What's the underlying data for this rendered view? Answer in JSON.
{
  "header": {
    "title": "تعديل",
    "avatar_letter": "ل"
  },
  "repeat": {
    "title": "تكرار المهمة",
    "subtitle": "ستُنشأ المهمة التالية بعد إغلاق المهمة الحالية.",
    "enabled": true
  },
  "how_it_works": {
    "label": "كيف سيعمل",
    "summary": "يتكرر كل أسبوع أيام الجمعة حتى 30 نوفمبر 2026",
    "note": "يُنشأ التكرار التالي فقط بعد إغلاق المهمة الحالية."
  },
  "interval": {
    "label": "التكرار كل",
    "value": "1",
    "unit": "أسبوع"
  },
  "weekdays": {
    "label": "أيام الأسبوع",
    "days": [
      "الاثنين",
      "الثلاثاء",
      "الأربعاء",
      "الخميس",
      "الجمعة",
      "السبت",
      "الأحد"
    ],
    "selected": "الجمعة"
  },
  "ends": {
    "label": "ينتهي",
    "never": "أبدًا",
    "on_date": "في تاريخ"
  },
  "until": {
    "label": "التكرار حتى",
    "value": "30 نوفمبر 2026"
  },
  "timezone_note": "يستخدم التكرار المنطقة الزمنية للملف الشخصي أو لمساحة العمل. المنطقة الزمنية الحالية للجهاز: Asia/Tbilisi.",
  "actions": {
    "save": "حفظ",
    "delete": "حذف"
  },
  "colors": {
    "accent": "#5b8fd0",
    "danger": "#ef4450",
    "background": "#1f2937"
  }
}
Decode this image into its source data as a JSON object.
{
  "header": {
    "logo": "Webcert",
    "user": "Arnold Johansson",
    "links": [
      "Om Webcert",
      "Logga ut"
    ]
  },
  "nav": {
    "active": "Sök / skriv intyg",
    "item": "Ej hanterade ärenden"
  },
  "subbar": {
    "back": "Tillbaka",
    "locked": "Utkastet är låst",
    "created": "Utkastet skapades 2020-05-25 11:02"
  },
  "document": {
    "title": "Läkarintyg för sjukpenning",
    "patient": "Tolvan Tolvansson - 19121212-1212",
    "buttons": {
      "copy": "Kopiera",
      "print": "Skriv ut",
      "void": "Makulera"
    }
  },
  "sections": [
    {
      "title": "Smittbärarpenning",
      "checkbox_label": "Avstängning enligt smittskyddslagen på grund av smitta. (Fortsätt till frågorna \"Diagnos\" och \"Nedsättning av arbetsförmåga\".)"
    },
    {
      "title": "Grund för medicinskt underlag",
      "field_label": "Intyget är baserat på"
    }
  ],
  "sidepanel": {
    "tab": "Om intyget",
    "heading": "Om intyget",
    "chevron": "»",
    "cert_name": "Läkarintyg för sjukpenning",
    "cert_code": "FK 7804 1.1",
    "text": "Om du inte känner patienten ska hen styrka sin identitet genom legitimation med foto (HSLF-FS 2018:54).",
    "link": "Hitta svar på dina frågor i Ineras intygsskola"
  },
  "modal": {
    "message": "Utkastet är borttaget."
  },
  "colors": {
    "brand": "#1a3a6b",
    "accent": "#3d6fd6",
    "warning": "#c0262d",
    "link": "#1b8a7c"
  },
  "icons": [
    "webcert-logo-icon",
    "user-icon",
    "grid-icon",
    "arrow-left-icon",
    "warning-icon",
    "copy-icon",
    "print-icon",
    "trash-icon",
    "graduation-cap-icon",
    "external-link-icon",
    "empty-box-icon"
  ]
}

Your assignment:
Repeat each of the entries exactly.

Finished task:
What's the underlying data for this rendered view? Answer in JSON.
{
  "header": {
    "title": "تعديل",
    "avatar_letter": "ل"
  },
  "repeat": {
    "title": "تكرار المهمة",
    "subtitle": "ستُنشأ المهمة التالية بعد إغلاق المهمة الحالية.",
    "enabled": true
  },
  "how_it_works": {
    "label": "كيف سيعمل",
    "summary": "يتكرر كل أسبوع أيام الجمعة حتى 30 نوفمبر 2026",
    "note": "يُنشأ التكرار التالي فقط بعد إغلاق المهمة الحالية."
  },
  "interval": {
    "label": "التكرار كل",
    "value": "1",
    "unit": "أسبوع"
  },
  "weekdays": {
    "label": "أيام الأسبوع",
    "days": [
      "الاثنين",
      "الثلاثاء",
      "الأربعاء",
      "الخميس",
      "الجمعة",
      "السبت",
      "الأحد"
    ],
    "selected": "الجمعة"
  },
  "ends": {
    "label": "ينتهي",
    "never": "أبدًا",
    "on_date": "في تاريخ"
  },
  "until": {
    "label": "التكرار حتى",
    "value": "30 نوفمبر 2026"
  },
  "timezone_note": "يستخدم التكرار المنطقة الزمنية للملف الشخصي أو لمساحة العمل. المنطقة الزمنية الحالية للجهاز: Asia/Tbilisi.",
  "actions": {
    "save": "حفظ",
    "delete": "حذف"
  },
  "colors": {
    "accent": "#5b8fd0",
    "danger": "#ef4450",
    "background": "#1f2937"
  }
}
Decode this image into its source data as a JSON object.
{
  "header": {
    "logo": "Webcert",
    "user": "Arnold Johansson",
    "links": [
      "Om Webcert",
      "Logga ut"
    ]
  },
  "nav": {
    "active": "Sök / skriv intyg",
    "item": "Ej hanterade ärenden"
  },
  "subbar": {
    "back": "Tillbaka",
    "locked": "Utkastet är låst",
    "created": "Utkastet skapades 2020-05-25 11:02"
  },
  "document": {
    "title": "Läkarintyg för sjukpenning",
    "patient": "Tolvan Tolvansson - 19121212-1212",
    "buttons": {
      "copy": "Kopiera",
      "print": "Skriv ut",
      "void": "Makulera"
    }
  },
  "sections": [
    {
      "title": "Smittbärarpenning",
      "checkbox_label": "Avstängning enligt smittskyddslagen på grund av smitta. (Fortsätt till frågorna \"Diagnos\" och \"Nedsättning av arbetsförmåga\".)"
    },
    {
      "title": "Grund för medicinskt underlag",
      "field_label": "Intyget är baserat på"
    }
  ],
  "sidepanel": {
    "tab": "Om intyget",
    "heading": "Om intyget",
    "chevron": "»",
    "cert_name": "Läkarintyg för sjukpenning",
    "cert_code": "FK 7804 1.1",
    "text": "Om du inte känner patienten ska hen styrka sin identitet genom legitimation med foto (HSLF-FS 2018:54).",
    "link": "Hitta svar på dina frågor i Ineras intygsskola"
  },
  "modal": {
    "message": "Utkastet är borttaget."
  },
  "colors": {
    "brand": "#1a3a6b",
    "accent": "#3d6fd6",
    "warning": "#c0262d",
    "link": "#1b8a7c"
  },
  "icons": [
    "webcert-logo-icon",
    "user-icon",
    "grid-icon",
    "arrow-left-icon",
    "warning-icon",
    "copy-icon",
    "print-icon",
    "trash-icon",
    "graduation-cap-icon",
    "external-link-icon",
    "empty-box-icon"
  ]
}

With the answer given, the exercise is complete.